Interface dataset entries
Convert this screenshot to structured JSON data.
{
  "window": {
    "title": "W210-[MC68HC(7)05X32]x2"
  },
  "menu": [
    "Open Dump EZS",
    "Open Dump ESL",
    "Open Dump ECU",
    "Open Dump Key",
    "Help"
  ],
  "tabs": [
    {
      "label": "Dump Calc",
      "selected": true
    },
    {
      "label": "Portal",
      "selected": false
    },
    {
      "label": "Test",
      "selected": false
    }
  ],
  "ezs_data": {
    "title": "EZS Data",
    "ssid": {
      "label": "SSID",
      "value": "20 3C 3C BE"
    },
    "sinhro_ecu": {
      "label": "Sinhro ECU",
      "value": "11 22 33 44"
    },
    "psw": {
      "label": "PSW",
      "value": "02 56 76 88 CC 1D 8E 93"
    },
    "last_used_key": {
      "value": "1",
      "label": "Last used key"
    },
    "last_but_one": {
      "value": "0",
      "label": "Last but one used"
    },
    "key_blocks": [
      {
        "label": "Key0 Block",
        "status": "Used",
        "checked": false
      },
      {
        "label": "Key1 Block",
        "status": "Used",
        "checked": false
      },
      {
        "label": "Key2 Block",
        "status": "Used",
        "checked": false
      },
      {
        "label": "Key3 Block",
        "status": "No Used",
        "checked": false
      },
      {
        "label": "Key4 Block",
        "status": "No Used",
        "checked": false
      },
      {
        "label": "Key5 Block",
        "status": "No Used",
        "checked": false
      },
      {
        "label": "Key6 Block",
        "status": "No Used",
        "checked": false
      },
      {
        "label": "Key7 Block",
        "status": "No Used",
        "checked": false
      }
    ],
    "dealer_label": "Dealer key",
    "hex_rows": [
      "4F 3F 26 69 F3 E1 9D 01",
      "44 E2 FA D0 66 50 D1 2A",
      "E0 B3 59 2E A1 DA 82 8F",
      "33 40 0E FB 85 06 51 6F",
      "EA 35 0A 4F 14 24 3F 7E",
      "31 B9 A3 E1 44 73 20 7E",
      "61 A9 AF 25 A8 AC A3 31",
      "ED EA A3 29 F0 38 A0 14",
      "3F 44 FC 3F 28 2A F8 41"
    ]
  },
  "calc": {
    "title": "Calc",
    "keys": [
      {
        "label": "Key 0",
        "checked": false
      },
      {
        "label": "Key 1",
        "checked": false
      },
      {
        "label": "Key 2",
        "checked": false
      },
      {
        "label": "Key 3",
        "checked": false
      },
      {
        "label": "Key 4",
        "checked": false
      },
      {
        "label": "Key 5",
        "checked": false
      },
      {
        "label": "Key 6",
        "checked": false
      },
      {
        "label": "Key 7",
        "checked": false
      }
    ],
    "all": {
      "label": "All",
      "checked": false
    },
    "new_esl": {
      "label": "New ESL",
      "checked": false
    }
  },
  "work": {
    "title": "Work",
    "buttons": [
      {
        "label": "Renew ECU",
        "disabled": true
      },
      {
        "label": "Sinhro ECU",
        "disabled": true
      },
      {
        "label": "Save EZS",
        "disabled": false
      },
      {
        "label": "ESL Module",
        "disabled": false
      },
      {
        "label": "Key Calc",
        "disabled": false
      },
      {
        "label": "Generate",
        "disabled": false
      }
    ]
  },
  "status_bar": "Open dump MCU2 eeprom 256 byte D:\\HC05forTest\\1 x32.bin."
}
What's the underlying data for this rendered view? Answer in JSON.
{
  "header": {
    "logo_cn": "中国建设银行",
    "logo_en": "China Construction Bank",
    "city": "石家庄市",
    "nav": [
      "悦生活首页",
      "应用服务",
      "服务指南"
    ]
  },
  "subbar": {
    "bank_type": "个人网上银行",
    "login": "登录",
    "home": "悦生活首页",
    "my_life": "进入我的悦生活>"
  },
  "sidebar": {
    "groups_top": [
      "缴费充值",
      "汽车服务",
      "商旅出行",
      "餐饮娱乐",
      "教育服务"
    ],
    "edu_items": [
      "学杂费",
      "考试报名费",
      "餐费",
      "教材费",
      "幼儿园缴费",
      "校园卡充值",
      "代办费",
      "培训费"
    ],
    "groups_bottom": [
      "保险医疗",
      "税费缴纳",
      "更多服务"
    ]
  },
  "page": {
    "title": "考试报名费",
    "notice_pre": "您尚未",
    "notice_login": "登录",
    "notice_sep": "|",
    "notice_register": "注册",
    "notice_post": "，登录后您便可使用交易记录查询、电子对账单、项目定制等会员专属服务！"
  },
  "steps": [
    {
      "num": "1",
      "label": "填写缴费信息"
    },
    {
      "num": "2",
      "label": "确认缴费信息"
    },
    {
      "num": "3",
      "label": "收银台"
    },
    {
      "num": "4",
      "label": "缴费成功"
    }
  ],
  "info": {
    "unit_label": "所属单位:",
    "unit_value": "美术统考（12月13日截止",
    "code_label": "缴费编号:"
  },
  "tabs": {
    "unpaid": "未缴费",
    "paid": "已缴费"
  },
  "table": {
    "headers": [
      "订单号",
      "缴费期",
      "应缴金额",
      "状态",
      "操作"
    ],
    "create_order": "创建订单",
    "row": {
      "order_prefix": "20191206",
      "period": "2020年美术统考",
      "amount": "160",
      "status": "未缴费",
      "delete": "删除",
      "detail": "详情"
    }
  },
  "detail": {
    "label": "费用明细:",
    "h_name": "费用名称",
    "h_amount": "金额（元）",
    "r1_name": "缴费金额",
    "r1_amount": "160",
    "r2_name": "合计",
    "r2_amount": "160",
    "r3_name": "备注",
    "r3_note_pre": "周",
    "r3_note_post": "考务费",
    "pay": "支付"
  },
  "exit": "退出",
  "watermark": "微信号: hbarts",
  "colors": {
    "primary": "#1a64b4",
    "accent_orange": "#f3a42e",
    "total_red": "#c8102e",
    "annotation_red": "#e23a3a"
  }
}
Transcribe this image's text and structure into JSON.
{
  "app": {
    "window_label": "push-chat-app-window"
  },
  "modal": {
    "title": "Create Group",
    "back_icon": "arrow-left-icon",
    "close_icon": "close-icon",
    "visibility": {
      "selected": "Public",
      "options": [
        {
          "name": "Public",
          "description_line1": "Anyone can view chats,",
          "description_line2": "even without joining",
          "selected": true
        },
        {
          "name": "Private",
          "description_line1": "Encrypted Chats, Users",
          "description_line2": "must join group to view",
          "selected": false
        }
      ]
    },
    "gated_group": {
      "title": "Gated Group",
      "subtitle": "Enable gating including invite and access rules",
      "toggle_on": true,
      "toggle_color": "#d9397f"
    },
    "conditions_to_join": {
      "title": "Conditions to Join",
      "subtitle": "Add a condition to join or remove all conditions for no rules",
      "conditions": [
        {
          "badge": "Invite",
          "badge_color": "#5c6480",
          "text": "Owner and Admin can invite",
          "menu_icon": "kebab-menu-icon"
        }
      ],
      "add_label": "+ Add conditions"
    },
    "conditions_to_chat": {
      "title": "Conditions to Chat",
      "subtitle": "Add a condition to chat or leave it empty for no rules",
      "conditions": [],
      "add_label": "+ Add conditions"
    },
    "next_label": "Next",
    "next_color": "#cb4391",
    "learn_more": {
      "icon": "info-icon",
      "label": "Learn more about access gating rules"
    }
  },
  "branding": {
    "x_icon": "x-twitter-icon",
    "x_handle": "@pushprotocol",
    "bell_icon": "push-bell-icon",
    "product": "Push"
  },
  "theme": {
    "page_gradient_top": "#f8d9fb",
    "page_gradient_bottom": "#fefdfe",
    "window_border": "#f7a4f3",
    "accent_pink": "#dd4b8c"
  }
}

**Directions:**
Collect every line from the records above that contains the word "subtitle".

**Response to this exercise:**
      "subtitle": "Enable gating including invite and access rules",
      "subtitle": "Add a condition to join or remove all conditions for no rules",
      "subtitle": "Add a condition to chat or leave it empty for no rules",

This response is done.